- How to complete this task
Which of the lines below hold "index"? Please return each one.

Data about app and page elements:
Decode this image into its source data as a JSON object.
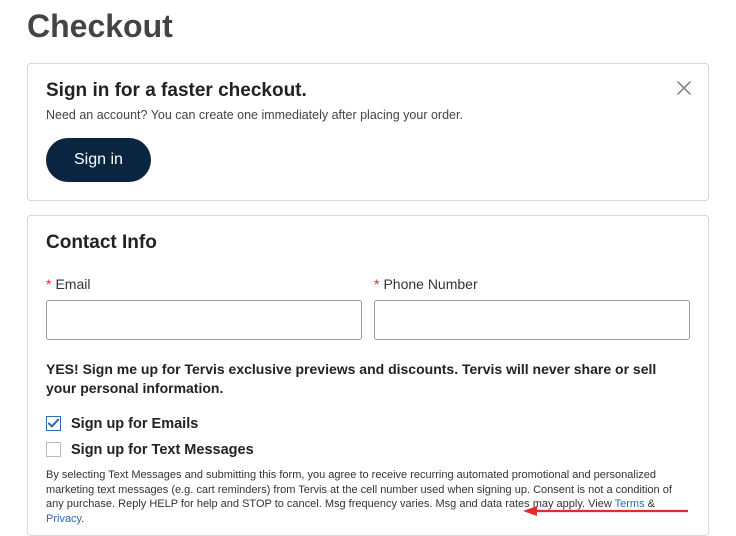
{
  "page_title": "Checkout",
  "signin_panel": {
    "title": "Sign in for a faster checkout.",
    "subtitle": "Need an account? You can create one immediately after placing your order.",
    "button_label": "Sign in"
  },
  "contact": {
    "section_title": "Contact Info",
    "required_mark": "*",
    "email": {
      "label": "Email",
      "value": ""
    },
    "phone": {
      "label": "Phone Number",
      "value": ""
    }
  },
  "optin": {
    "heading": "YES! Sign me up for Tervis exclusive previews and discounts. Tervis will never share or sell your personal information.",
    "email_label": "Sign up for Emails",
    "email_checked": true,
    "text_label": "Sign up for Text Messages",
    "text_checked": false,
    "legal_pre": "By selecting Text Messages and submitting this form, you agree to receive recurring automated promotional and personalized marketing text messages (e.g. cart reminders) from Tervis at the cell number used when signing up. Consent is not a condition of any purchase. Reply HELP for help and STOP to cancel. Msg frequency varies. Msg and data rates may apply. View ",
    "terms_label": "Terms",
    "amp": " & ",
    "privacy_label": "Privacy",
    "legal_post": "."
  },
  "colors": {
    "accent_navy": "#0a2540",
    "link": "#2b6cb0",
    "required": "#d42d2d",
    "annotation_red": "#e22c2c"
  }
}
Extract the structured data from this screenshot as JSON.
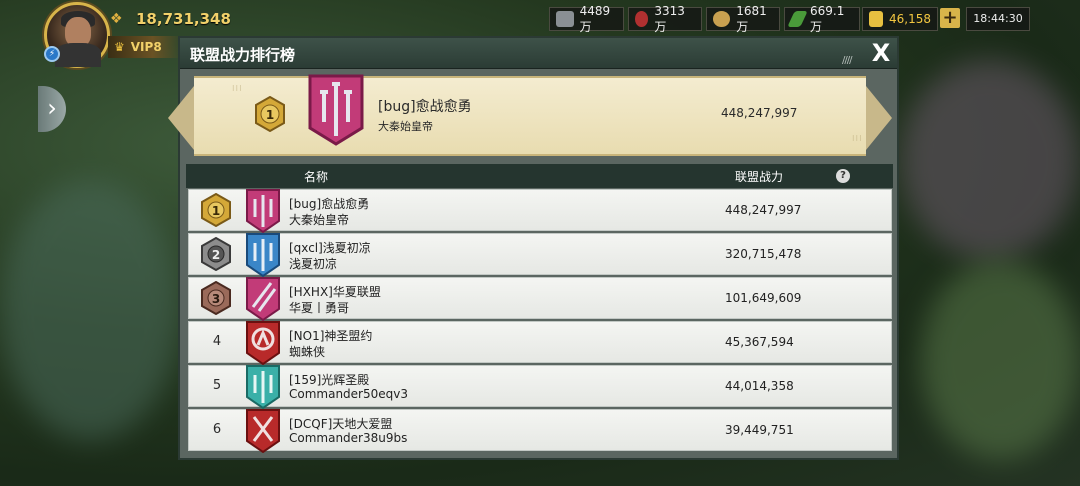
{
  "hud": {
    "player_power": "18,731,348",
    "vip": "VIP8",
    "resources": [
      {
        "name": "steel",
        "value": "4489万",
        "icon": "steel-icon",
        "color": "#8a8f94"
      },
      {
        "name": "oil",
        "value": "3313万",
        "icon": "oil-icon",
        "color": "#b03030"
      },
      {
        "name": "food",
        "value": "1681万",
        "icon": "food-icon",
        "color": "#c8a050"
      },
      {
        "name": "ammo",
        "value": "669.1万",
        "icon": "ammo-icon",
        "color": "#4a9a3a"
      },
      {
        "name": "gold",
        "value": "46,158",
        "icon": "gold-icon",
        "color": "#e8c040"
      }
    ],
    "time": "18:44:30"
  },
  "panel": {
    "title": "联盟战力排行榜",
    "close": "X",
    "top": {
      "rank": "1",
      "name": "[bug]愈战愈勇",
      "leader": "大秦始皇帝",
      "power": "448,247,997"
    },
    "columns": {
      "name": "名称",
      "power": "联盟战力",
      "help": "?"
    },
    "rows": [
      {
        "rank": "1",
        "name": "[bug]愈战愈勇",
        "leader": "大秦始皇帝",
        "power": "448,247,997",
        "medal": "gold",
        "flag": "pink-trident"
      },
      {
        "rank": "2",
        "name": "[qxcl]浅夏初凉",
        "leader": "浅夏初凉",
        "power": "320,715,478",
        "medal": "silver",
        "flag": "blue-trident"
      },
      {
        "rank": "3",
        "name": "[HXHX]华夏联盟",
        "leader": "华夏丨勇哥",
        "power": "101,649,609",
        "medal": "bronze",
        "flag": "pink-slash"
      },
      {
        "rank": "4",
        "name": "[NO1]神圣盟约",
        "leader": "蜘蛛侠",
        "power": "45,367,594",
        "medal": "none",
        "flag": "red-horse"
      },
      {
        "rank": "5",
        "name": "[159]光辉圣殿",
        "leader": "Commander50eqv3",
        "power": "44,014,358",
        "medal": "none",
        "flag": "teal-trident"
      },
      {
        "rank": "6",
        "name": "[DCQF]天地大爱盟",
        "leader": "Commander38u9bs",
        "power": "39,449,751",
        "medal": "none",
        "flag": "red-swords"
      }
    ]
  },
  "colors": {
    "gold": "#d4a838",
    "silver": "#8c8c8c",
    "bronze": "#9a6a5a",
    "header": "#2b3c35"
  }
}
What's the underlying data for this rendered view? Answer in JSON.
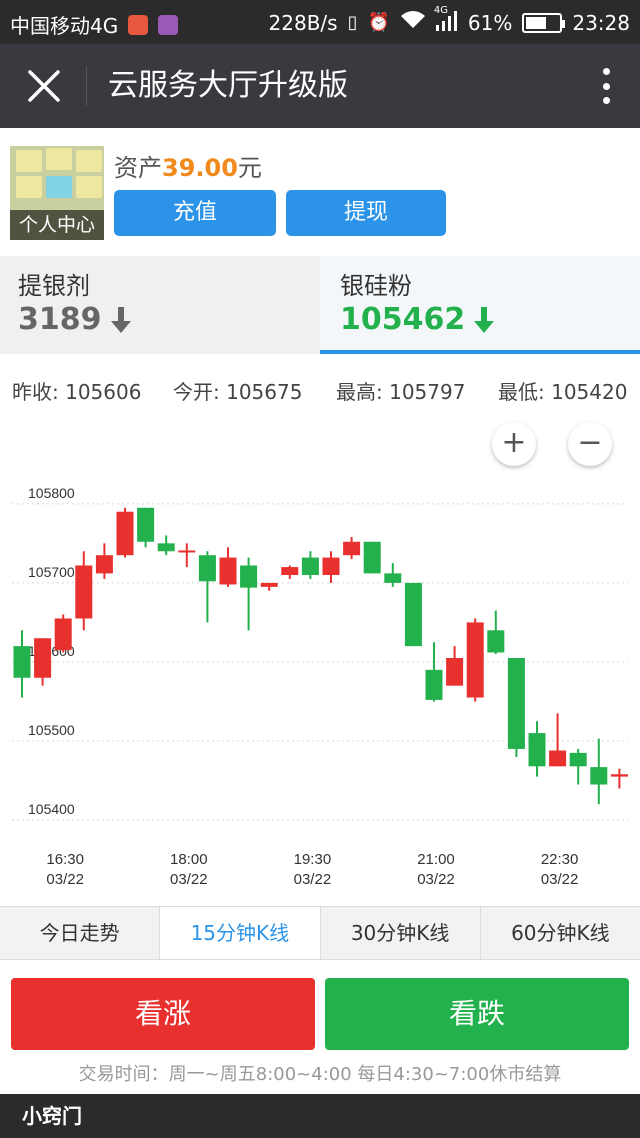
{
  "status_bar": {
    "carrier": "中国移动4G",
    "speed": "228B/s",
    "network": "4G",
    "battery": "61%",
    "battery_level": 0.61,
    "time": "23:28"
  },
  "title_bar": {
    "title": "云服务大厅升级版"
  },
  "account": {
    "avatar_caption": "个人中心",
    "asset_label": "资产",
    "asset_amount": "39.00",
    "asset_unit": "元",
    "recharge_label": "充值",
    "withdraw_label": "提现"
  },
  "products": [
    {
      "name": "提银剂",
      "price": "3189",
      "direction": "down",
      "color": "#666666"
    },
    {
      "name": "银硅粉",
      "price": "105462",
      "direction": "down",
      "color": "#22b14c"
    }
  ],
  "stats": {
    "prev_close": "昨收: 105606",
    "open": "今开: 105675",
    "high": "最高: 105797",
    "low": "最低: 105420"
  },
  "zoom": {
    "in": "+",
    "out": "−"
  },
  "chart_data": {
    "type": "candlestick",
    "up_color": "#e8302f",
    "down_color": "#22b14c",
    "yticks": [
      105800,
      105700,
      105600,
      105500,
      105400
    ],
    "ylim": [
      105390,
      105820
    ],
    "xticks": [
      {
        "index": 2,
        "time": "16:30",
        "date": "03/22"
      },
      {
        "index": 8,
        "time": "18:00",
        "date": "03/22"
      },
      {
        "index": 14,
        "time": "19:30",
        "date": "03/22"
      },
      {
        "index": 20,
        "time": "21:00",
        "date": "03/22"
      },
      {
        "index": 26,
        "time": "22:30",
        "date": "03/22"
      }
    ],
    "candles": [
      {
        "o": 105620,
        "h": 105640,
        "l": 105555,
        "c": 105580
      },
      {
        "o": 105580,
        "h": 105630,
        "l": 105570,
        "c": 105630
      },
      {
        "o": 105615,
        "h": 105660,
        "l": 105612,
        "c": 105655
      },
      {
        "o": 105655,
        "h": 105740,
        "l": 105640,
        "c": 105722
      },
      {
        "o": 105712,
        "h": 105750,
        "l": 105705,
        "c": 105735
      },
      {
        "o": 105735,
        "h": 105795,
        "l": 105732,
        "c": 105790
      },
      {
        "o": 105795,
        "h": 105795,
        "l": 105745,
        "c": 105752
      },
      {
        "o": 105750,
        "h": 105760,
        "l": 105735,
        "c": 105740
      },
      {
        "o": 105740,
        "h": 105750,
        "l": 105720,
        "c": 105741
      },
      {
        "o": 105735,
        "h": 105740,
        "l": 105650,
        "c": 105702
      },
      {
        "o": 105698,
        "h": 105745,
        "l": 105695,
        "c": 105732
      },
      {
        "o": 105722,
        "h": 105732,
        "l": 105640,
        "c": 105694
      },
      {
        "o": 105695,
        "h": 105698,
        "l": 105690,
        "c": 105700
      },
      {
        "o": 105710,
        "h": 105722,
        "l": 105705,
        "c": 105720
      },
      {
        "o": 105732,
        "h": 105740,
        "l": 105705,
        "c": 105710
      },
      {
        "o": 105710,
        "h": 105740,
        "l": 105700,
        "c": 105732
      },
      {
        "o": 105735,
        "h": 105758,
        "l": 105730,
        "c": 105752
      },
      {
        "o": 105752,
        "h": 105752,
        "l": 105712,
        "c": 105712
      },
      {
        "o": 105712,
        "h": 105725,
        "l": 105695,
        "c": 105700
      },
      {
        "o": 105700,
        "h": 105700,
        "l": 105620,
        "c": 105620
      },
      {
        "o": 105590,
        "h": 105625,
        "l": 105550,
        "c": 105552
      },
      {
        "o": 105570,
        "h": 105620,
        "l": 105570,
        "c": 105605
      },
      {
        "o": 105555,
        "h": 105655,
        "l": 105550,
        "c": 105650
      },
      {
        "o": 105640,
        "h": 105665,
        "l": 105610,
        "c": 105612
      },
      {
        "o": 105605,
        "h": 105605,
        "l": 105480,
        "c": 105490
      },
      {
        "o": 105510,
        "h": 105525,
        "l": 105455,
        "c": 105468
      },
      {
        "o": 105468,
        "h": 105535,
        "l": 105468,
        "c": 105488
      },
      {
        "o": 105485,
        "h": 105490,
        "l": 105445,
        "c": 105468
      },
      {
        "o": 105467,
        "h": 105503,
        "l": 105420,
        "c": 105445
      },
      {
        "o": 105455,
        "h": 105465,
        "l": 105440,
        "c": 105458
      }
    ]
  },
  "periods": [
    {
      "label": "今日走势",
      "active": false
    },
    {
      "label": "15分钟K线",
      "active": true
    },
    {
      "label": "30分钟K线",
      "active": false
    },
    {
      "label": "60分钟K线",
      "active": false
    }
  ],
  "trade": {
    "up_label": "看涨",
    "down_label": "看跌",
    "hours": "交易时间：周一~周五8:00~4:00 每日4:30~7:00休市结算"
  },
  "bottom_bar": {
    "brand": "小窍门"
  }
}
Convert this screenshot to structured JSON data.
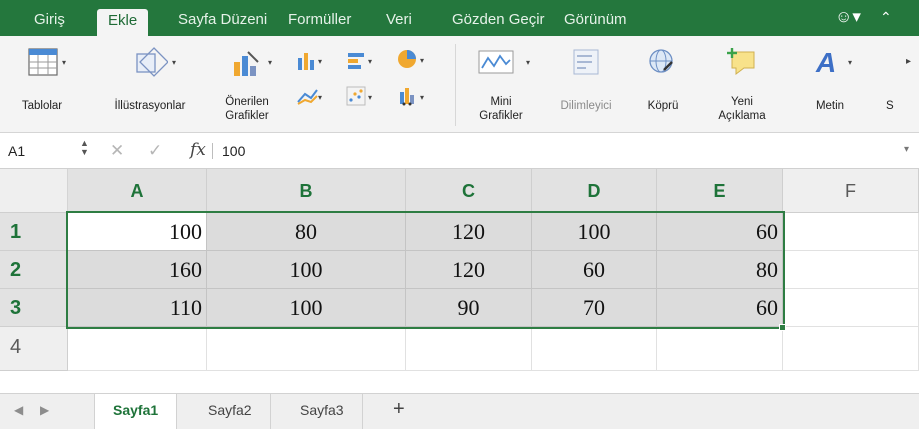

- Exercise result
        "index": 2,
        "index": 8,
        "index": 14,
        "index": 20,
        "index": 26,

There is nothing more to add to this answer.